At the beginning of my career, I was drawn to Existentialism. Both the philosophy and the therapeutic approach to help clients identify how to live authentically, as well as explore and create meaning in a world that ostensibly has none. I appreciated Irvin Yalom's ability to be a human in the room with his clients.
But over time, I realized not all clients have the material conditions to explore these themes in their lives, as many struggled with basic needs, poverty, and isolation. During this time, I began utilizing more evidence-based treatments like Cognitive-Behavioral Therapy (CBT). CBT didn't completely align with my style of therapy, so I began studying and integrating Acceptance & Commitment Therapy (ACT) into my work. ACT helped me utilize mindfulness in my work and offered clients reprieve. It helped to shift my focus towards client behavior, moving away from such a strong focus on cognition.
In my journey to expand and grow as a therapist, I began exploring attachment theory and eventually found Emotion-Focused Therapy (EFT). Attachment theory helped me come to understand myself and my clients and notice the way we move throughout our inner and outer worlds. Not only that, but the tenets of EFT felt intuitive.
I have since become an EFT trained therapist. I use EFT to help clients navigate and make sense of their emotional world, walk closely towards frightening, alien, and seemingly unacceptable emotion. I support my clients as they make sense of attachment needs and longings to individuals, couples, and families all while being a human with my clients.
I use these diverse set of skills and interventions I've picked up throughout the years to tailor treatment to help each individual and each couple with their desired goals.
About My Approach
I embrace a humanistic approach to treatment. I believe that clients have the capacity to grow when they feel secure. The therapeutic relationship acts as a safe and secure base from which clients can explore their frightening, unacceptable, and alien emotions. When viewing clients and couples through an attachment-based lens, all behaviors make sense. I take a non-pathologizing, humanistic stance to viewing clients. I use skills from emotion-focused therapy, cognitive-behavioral therapy, and acceptance and commitment therapy to help them achieve goals we mutually establish.
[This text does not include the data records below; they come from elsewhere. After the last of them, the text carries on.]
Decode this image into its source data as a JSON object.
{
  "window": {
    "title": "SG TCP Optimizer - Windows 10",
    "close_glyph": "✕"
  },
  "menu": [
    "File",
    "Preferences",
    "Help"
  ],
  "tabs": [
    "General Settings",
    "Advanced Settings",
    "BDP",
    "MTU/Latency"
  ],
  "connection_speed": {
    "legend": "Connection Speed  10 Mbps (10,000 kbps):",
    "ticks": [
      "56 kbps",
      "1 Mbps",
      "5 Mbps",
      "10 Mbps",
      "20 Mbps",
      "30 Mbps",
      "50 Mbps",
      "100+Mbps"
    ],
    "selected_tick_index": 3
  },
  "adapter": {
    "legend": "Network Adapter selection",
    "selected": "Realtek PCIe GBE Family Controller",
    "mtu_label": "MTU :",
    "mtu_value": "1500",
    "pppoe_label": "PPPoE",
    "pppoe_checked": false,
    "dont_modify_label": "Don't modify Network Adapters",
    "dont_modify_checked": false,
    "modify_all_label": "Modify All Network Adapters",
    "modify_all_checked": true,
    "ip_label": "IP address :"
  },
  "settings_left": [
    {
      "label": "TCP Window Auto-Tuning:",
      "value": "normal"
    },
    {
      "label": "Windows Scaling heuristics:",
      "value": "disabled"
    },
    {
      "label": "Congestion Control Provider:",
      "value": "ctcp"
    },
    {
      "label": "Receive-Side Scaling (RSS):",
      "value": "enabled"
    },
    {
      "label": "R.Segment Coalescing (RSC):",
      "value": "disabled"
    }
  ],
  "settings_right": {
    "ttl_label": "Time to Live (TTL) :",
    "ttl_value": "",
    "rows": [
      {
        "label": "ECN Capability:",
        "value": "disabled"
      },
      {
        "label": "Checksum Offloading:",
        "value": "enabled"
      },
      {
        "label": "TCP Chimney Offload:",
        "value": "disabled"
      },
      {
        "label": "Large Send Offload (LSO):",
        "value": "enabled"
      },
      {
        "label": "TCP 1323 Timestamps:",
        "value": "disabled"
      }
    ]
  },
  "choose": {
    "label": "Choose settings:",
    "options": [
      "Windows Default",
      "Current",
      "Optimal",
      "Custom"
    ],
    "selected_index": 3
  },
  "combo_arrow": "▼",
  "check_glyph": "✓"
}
Emotions color our world. They tell us about ourselves and the world around us. They tell us what we like, what we don't like, what we want, what we need, and more. Operating through life without emotions is like navigating a vast ocean without a compass.
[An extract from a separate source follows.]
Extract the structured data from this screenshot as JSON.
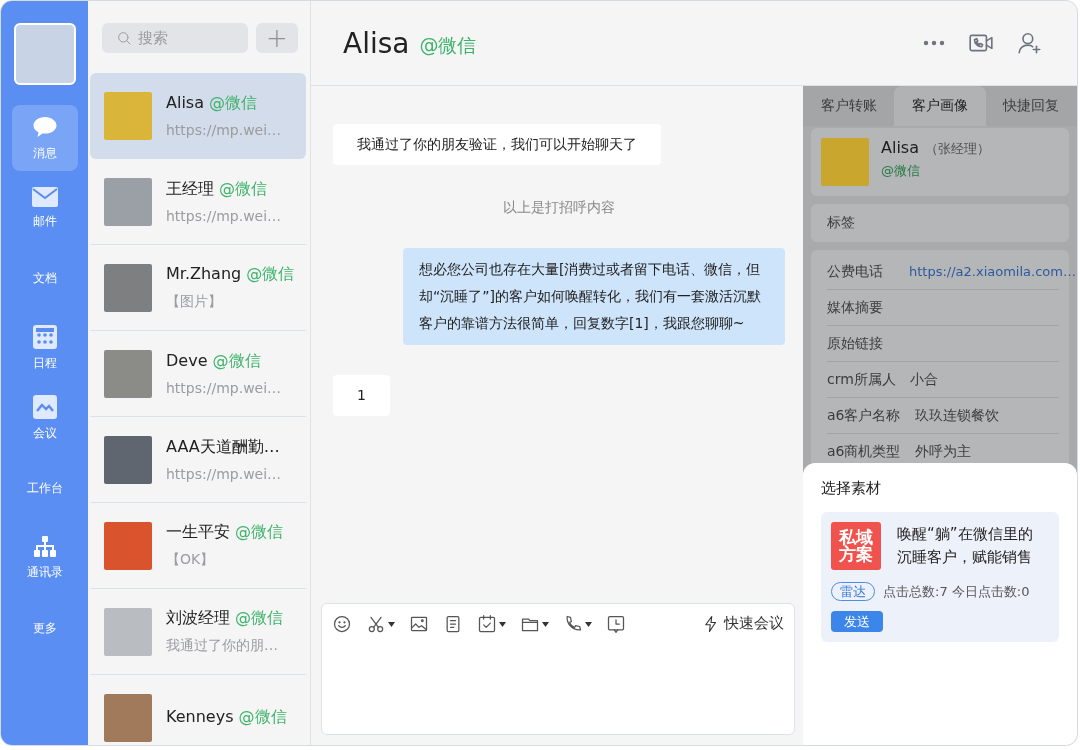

So why do we work with it?
We realize that logic and advice do not effect change, at least not second-order change, the kind of change that occurs with significant or fundamental shifts in behavior. Nor can we think our way out of an emotion. "The only way out of an emotion is through." Emotion changes emotion. Using emotion in therapy allows us to create corrective emotional experiences - experiences that can heal wounds.